It didn’t go well.

I now will let the video speak — or scream — for itself.



Trump’s dark picture turns on beacon for Democrats


Vice President Joe Biden just finished speaking to the Democratic National Convention crowd.

I now shall echo something that MSNBC’s Chris Matthews just said about Biden’s speech. It is that Republican presidential nominee Donald J. Trump’s dark, foreboding and gloomy picture of America has given Democrats license to yell “USA! USA!” at their national convention.

It’s “cool to be corny,” said Matthews, who added that Trump has “opened the door” for Democrats to cheer their country.

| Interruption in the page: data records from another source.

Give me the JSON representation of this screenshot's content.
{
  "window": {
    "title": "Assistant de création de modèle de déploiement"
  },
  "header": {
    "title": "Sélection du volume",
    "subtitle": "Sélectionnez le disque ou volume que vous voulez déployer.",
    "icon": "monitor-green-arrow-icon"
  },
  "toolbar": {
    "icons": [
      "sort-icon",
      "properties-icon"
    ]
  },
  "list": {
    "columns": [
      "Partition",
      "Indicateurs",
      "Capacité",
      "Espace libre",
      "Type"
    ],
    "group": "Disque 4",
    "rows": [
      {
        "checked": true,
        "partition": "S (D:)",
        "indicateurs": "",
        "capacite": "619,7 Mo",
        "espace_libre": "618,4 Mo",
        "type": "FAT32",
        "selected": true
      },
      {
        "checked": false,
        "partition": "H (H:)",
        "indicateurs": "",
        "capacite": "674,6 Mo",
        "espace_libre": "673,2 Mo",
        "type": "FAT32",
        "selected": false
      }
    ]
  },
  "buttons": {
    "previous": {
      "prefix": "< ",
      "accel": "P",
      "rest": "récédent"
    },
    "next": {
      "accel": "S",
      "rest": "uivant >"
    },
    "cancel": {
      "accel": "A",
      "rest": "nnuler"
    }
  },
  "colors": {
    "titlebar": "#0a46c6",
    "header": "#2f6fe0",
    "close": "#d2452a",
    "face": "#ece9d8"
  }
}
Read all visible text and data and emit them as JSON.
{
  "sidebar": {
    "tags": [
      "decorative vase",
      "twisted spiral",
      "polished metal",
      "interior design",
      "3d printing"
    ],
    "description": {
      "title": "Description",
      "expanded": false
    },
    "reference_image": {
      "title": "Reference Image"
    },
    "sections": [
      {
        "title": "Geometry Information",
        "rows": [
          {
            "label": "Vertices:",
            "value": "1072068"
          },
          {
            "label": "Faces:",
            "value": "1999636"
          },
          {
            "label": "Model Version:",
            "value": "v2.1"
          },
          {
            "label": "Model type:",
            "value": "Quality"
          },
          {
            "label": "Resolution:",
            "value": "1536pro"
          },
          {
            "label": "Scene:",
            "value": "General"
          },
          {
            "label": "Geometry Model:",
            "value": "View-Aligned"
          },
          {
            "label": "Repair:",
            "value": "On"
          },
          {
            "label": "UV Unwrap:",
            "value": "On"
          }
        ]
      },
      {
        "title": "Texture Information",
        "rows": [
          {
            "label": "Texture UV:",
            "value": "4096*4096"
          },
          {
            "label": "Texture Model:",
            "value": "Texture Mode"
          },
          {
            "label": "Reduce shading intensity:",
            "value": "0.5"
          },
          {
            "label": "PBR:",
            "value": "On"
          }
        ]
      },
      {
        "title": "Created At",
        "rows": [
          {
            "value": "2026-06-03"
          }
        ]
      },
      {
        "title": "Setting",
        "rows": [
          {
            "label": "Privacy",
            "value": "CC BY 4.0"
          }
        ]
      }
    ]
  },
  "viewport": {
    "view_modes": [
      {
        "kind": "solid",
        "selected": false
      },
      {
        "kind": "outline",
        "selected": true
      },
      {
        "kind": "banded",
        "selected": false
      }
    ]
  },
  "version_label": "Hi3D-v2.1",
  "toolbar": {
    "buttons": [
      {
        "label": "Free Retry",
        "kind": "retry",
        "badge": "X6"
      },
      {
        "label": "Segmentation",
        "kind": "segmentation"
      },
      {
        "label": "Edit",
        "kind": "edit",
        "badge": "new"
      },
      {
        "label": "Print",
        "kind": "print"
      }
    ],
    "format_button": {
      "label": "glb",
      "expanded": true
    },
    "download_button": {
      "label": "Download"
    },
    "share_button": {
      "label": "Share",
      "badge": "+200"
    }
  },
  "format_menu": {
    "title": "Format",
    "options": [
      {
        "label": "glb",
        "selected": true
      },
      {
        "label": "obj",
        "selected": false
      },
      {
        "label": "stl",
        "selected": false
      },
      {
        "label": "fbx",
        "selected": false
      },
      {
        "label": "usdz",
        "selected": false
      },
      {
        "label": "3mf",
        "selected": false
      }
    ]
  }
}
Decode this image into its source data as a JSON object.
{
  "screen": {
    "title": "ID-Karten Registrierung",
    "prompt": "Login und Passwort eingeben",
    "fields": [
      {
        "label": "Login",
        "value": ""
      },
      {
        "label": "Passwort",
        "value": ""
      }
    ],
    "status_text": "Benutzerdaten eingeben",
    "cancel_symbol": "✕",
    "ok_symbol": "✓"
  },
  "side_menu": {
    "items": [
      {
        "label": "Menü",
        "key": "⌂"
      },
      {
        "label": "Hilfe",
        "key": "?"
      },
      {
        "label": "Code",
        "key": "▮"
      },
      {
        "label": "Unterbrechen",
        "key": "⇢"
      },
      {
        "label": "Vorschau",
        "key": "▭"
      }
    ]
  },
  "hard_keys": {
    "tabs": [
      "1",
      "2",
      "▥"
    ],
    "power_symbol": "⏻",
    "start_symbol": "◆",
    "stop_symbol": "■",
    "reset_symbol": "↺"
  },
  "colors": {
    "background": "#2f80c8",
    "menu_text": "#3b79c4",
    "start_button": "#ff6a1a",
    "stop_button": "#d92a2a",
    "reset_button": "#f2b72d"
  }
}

What does all — or any — of this mean to the outcome of the election?

I haven’t a clue.

All of what we’re hearing tonight and likely Thursday at the DNC is that theĀ nation that Republicans have described — a country in decline, with a military that’s a “disaster” — is one that I do not recognize.

JFK becomes part of this campaign?


Chris Matthews is a well-known liberal commentator with a reputation of talking over anyone he’s interviewing.

When the MSNBC pundit gets his dander up, he’s quite capable of delivering profound analysis of all things political.

Consider this: Matthews is incensed at Donald J. Trump’s assertion that Ted Cruz’s father somehow was complicit in the assassination of President John F. Kennedy.

Matthews’ point? It is that Trump has crossed yet another boundary of good taste as he campaigns for the Republican Party presidential nomination. This time he has invoked a tragic memory that has burned itself indelibly into the minds of Americans old enough to remember the Nov. 22, 1963 murder of a president.

And for what purpose? Matthews called it cheap politics. Trump has cheapened Americans’ heartbreak by using the JFK murder as a political cudgel with which he seeks to beat a political opponent.

Trump remembers that day, just like the rest of us who were old enough to recall it.

I have to agree wholeheartedly with Matthews’ belief that Trump once again has displayed an utter and absolute lackĀ of respect for historical context.

Matthews also believes Trump’s preposterous assertion about Cruz’s father’s relationship with Lee Harvey Oswald is going to “matter.”

I’m not sure about that.

I do believe, though, that Trump lacks a fundamental trait necessary to become the head of state of the world’s greatest nation.

It is decency.